Let's hope your school has a recycling program. If it doesn't, be sure to check with your garbage pickup to see if you can set one up. You can teach your students some important concepts about recycling no matter what your school's recycling program looks like. With their own hands-on recycling projects, children can begin to picture the recycling loop.
What Is Plastic?
There isn't just one kind of plastic; there are many. There are seven that are most common and can usually be identified by a number enclosed in a chasing-arrow symbol on the bottom of the product. Not all of them are recyclable everywhere. Check with your local facility to see which plastics it will recycle. The numbers denote the following categories:
#1 polyethylene terephthalate (PETE or PET) is mainly used for clear bottles. They can be colored, but they are always transparent.
#2 high-density polyethylene (HDPE) is mainly used for “cloudy” milk and water jugs, opaque food bottles, laundry soap containers, bleach bottles, and shampoo bottles.
#3 polyvinyl chloride (PVC or V) is used in some cling wraps, soft plastic containers, shower curtains, flooring, plastic pipes, soft plastic toys, and more.
#4 low-density polyethylene (LDPE) is mainly used in food storage bags, plastic grocery bags, and some “soft” bottles.
#5 polypropylene (PP) is mainly used in rigid containers, like yogurt tubs and some cups and bowls.
#6 polystyrene (PS) is mainly used in foam clamshell-type containers, meat and bakery trays, clear take-out containers, and some plastic cutlery and cups.
#7 all other plastics is mostly a plastic called polycarbonate, but as more and more plastics are developed, the #7 category also includes newer plastics.
Yes, some plastics are made from plants like corn and potatoes. Since most plastic is made from oil, scientists have been inventing new kinds of plastics made from renewable resources like plants.
Some plastics have been shown to leach chemicals. People should avoid using them for food or drinks, and children shouldn't play with toys made from them. These plastics are PVC, PS, and PC. For almost every product made from these plastics, you can find safer alternatives. Learn more at www.healthychild.org.
Not all plastics can be recycled, even if they have the chasing-arrow symbol on them. What plastics are recyclable in your community? Bring in examples of a variety of plastics and challenge your students to figure out which ones can be recycled and which ones cannot. You can do this in a variety of ways, but one way is to have two piles of the same assortment of plastics and split the class into two teams. Have a race to see who can separate the recyclables from the nonrecyclables the fastest.
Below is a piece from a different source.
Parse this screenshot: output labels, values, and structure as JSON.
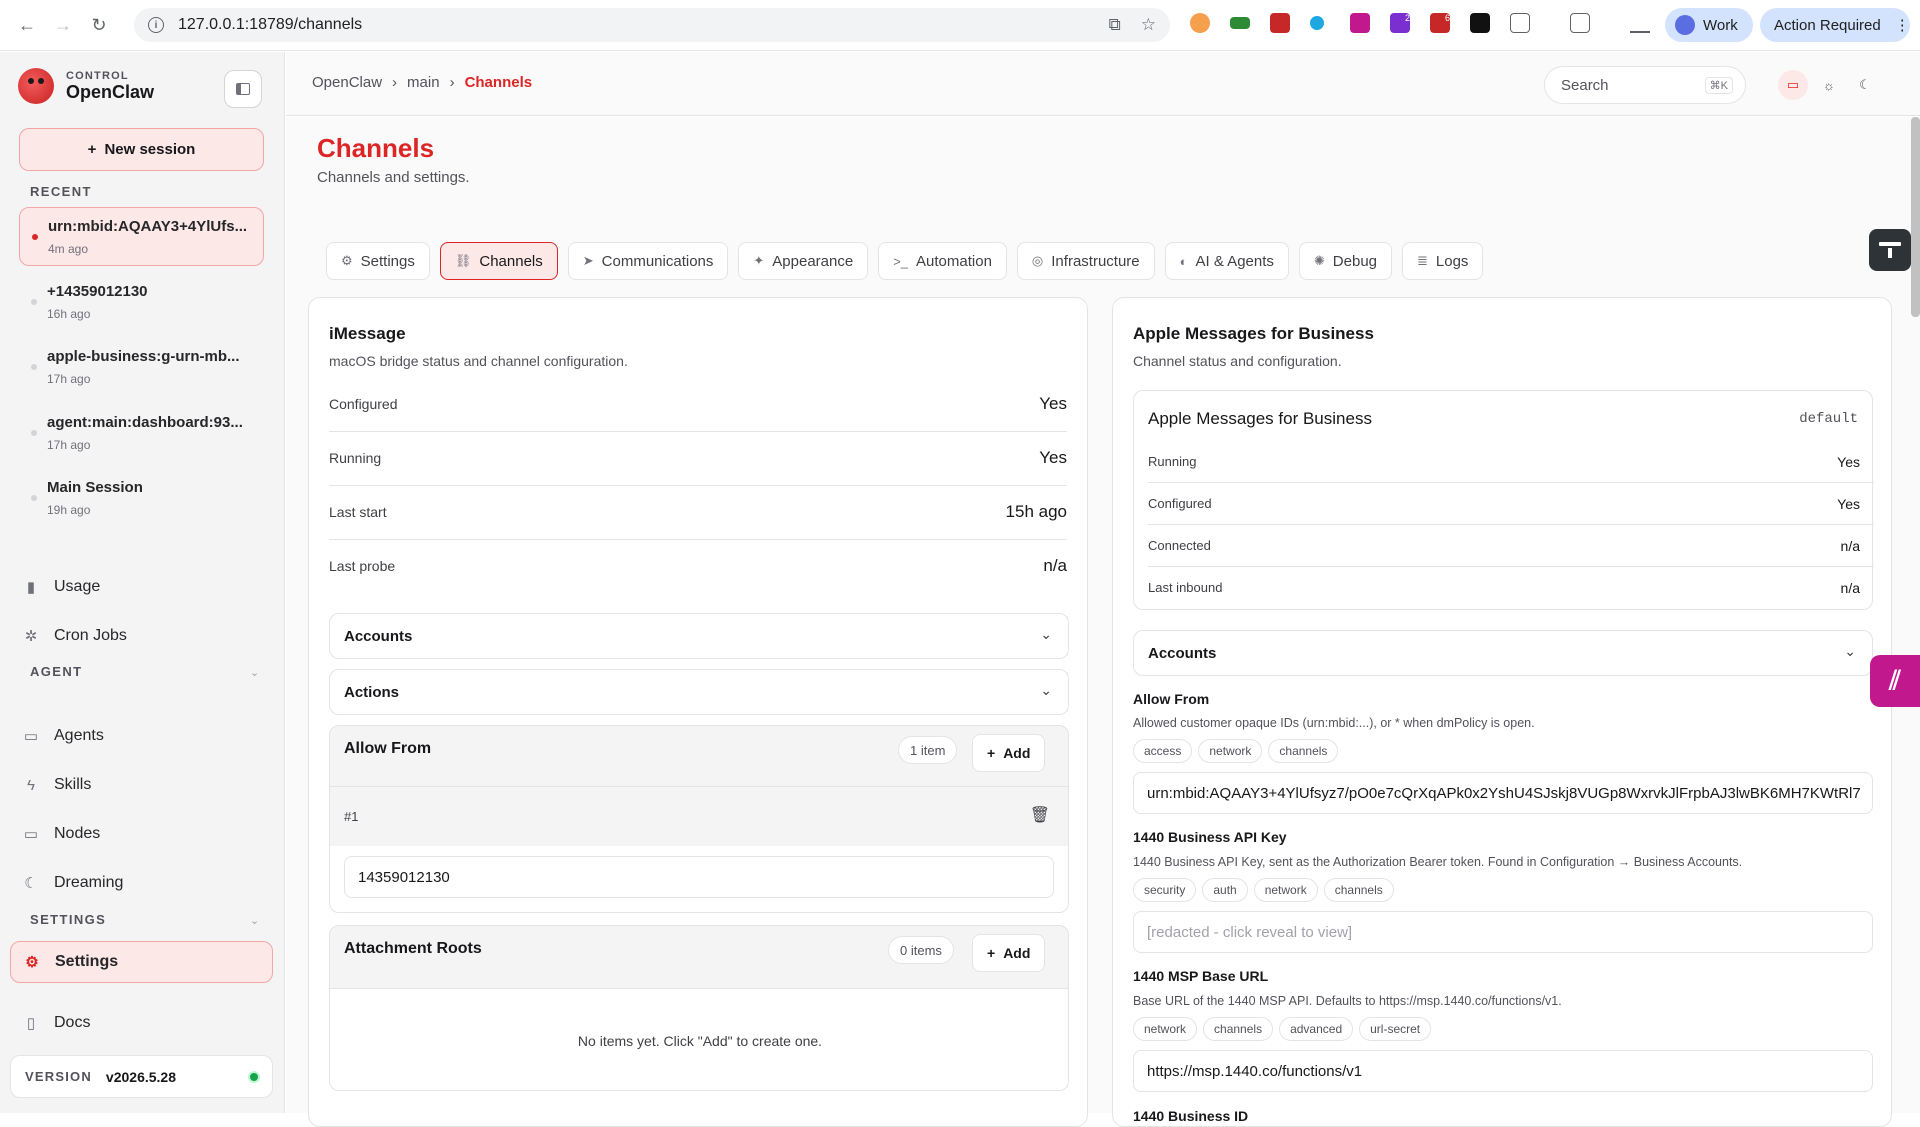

Get down and dirty with hands-on recycling by making your own pretty papers from discarded paper. If you want the paper to be specific colors, make sure to keep the construction paper pieces organized by color.
a small tub
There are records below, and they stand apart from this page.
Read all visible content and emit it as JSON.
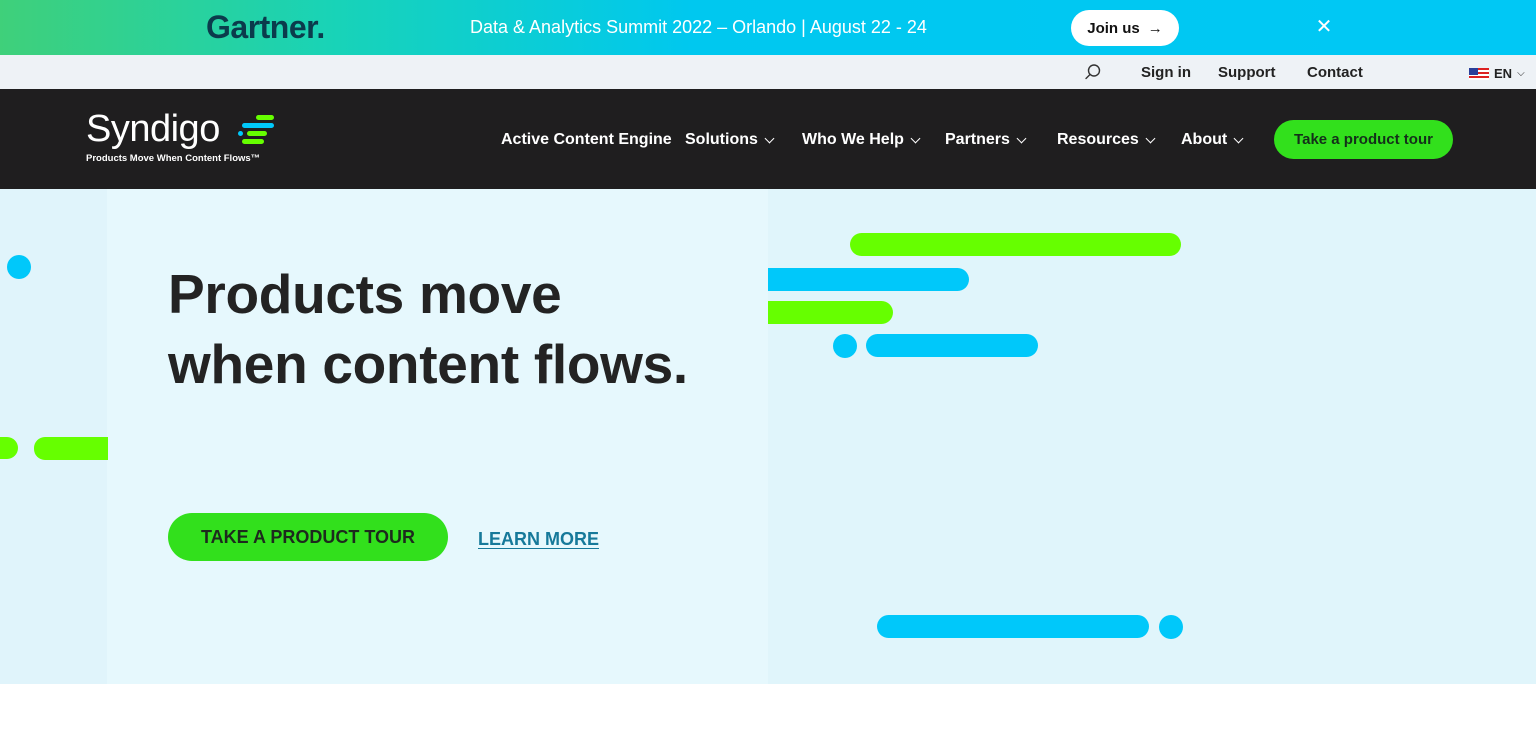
{
  "promo": {
    "brand": "Gartner",
    "brand_dot": ".",
    "headline": "Data & Analytics Summit 2022 – Orlando | August 22 - 24",
    "join_label": "Join us",
    "join_arrow": "→",
    "close_glyph": "✕"
  },
  "utility": {
    "sign_in": "Sign in",
    "support": "Support",
    "contact": "Contact",
    "language": "EN",
    "language_chevron": "⌵"
  },
  "nav": {
    "logo_word": "Syndigo",
    "logo_tagline": "Products Move When Content Flows™",
    "items": [
      {
        "label": "Active Content Engine"
      },
      {
        "label": "Solutions"
      },
      {
        "label": "Who We Help"
      },
      {
        "label": "Partners"
      },
      {
        "label": "Resources"
      },
      {
        "label": "About"
      }
    ],
    "cta_label": "Take a product tour"
  },
  "hero": {
    "heading": "Products move when content flows.",
    "tour_button": "TAKE A PRODUCT TOUR",
    "learn_more": "LEARN MORE"
  },
  "colors": {
    "green": "#32e01c",
    "lime": "#66ff00",
    "cyan": "#00c8fa",
    "dark_nav": "#1f1e1f",
    "hero_bg": "#e6f8fd",
    "link": "#16799a"
  }
}
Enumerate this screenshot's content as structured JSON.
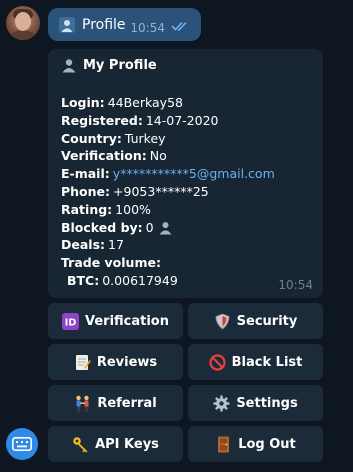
{
  "colors": {
    "background": "#0e1621",
    "outgoing_bubble": "#2b5278",
    "incoming_bubble": "#182533",
    "link": "#6ab2f2",
    "keyboard_button": "#1c2b3a",
    "accent": "#2f8ae6"
  },
  "sent_message": {
    "icon": "bust-in-silhouette-icon",
    "text": "Profile",
    "time": "10:54",
    "status_icon": "double-check-icon"
  },
  "profile": {
    "title_icon": "bust-in-silhouette-icon",
    "title": "My Profile",
    "fields": {
      "login": {
        "label": "Login:",
        "value": "44Berkay58"
      },
      "registered": {
        "label": "Registered:",
        "value": "14-07-2020"
      },
      "country": {
        "label": "Country:",
        "value": "Turkey"
      },
      "verification": {
        "label": "Verification:",
        "value": "No"
      },
      "email": {
        "label": "E-mail:",
        "value": "y***********5@gmail.com"
      },
      "phone": {
        "label": "Phone:",
        "value": "+9053******25"
      },
      "rating": {
        "label": "Rating:",
        "value": "100%"
      },
      "blocked_by": {
        "label": "Blocked by:",
        "value": "0"
      },
      "deals": {
        "label": "Deals:",
        "value": "17"
      },
      "trade_volume": {
        "label": "Trade volume:"
      },
      "btc": {
        "label": "BTC:",
        "value": "0.00617949"
      }
    },
    "time": "10:54"
  },
  "keyboard": {
    "verification": {
      "icon": "id-icon",
      "label": "Verification"
    },
    "security": {
      "icon": "shield-icon",
      "label": "Security"
    },
    "reviews": {
      "icon": "memo-icon",
      "label": "Reviews"
    },
    "black_list": {
      "icon": "prohibited-icon",
      "label": "Black List"
    },
    "referral": {
      "icon": "people-holding-hands-icon",
      "label": "Referral"
    },
    "settings": {
      "icon": "gear-icon",
      "label": "Settings"
    },
    "api_keys": {
      "icon": "key-icon",
      "label": "API Keys"
    },
    "log_out": {
      "icon": "door-icon",
      "label": "Log Out"
    }
  },
  "bot_menu_icon": "keyboard-icon"
}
frames with screens stapled over them
an old bed sheet
Have the children cut the paper into small one-inch squares.
Fill the tub about halfway with water and lay the screens at the bottom.
Put some paper in the blender, add water until the paper is completely immersed, and blend it into what's called “pulp.” For colored paper, add a handful of newsprint or office paper with a handful of construction paper.
Pour the pulp into the tub of water on top of the screen. Quickly pull the screen up out of the tub. Pull it straight up so it captures a good deal of pulp. Turn the screen pulp-side down onto a piece of sheeting about the same size as your frame (it works best to have some towels under the sheeting to capture excess water). Use a sponge to soak up more of the excess water. Gently pull the frame away from the sheeting; the pulp should stick to the sheeting.
Hang the sheets of paper up to dry overnight. pull the sheeting off and — voilà! — paper!
You can make the papers even more decorative by adding crushed flower petals or bits of confetti or colored thread. You can even put seeds into the pulp so the paper can be planted and grown. This can make a nice gift. Homemade papers tend to bleed when you write on them, so use pencil, pen, or crayon instead of markers.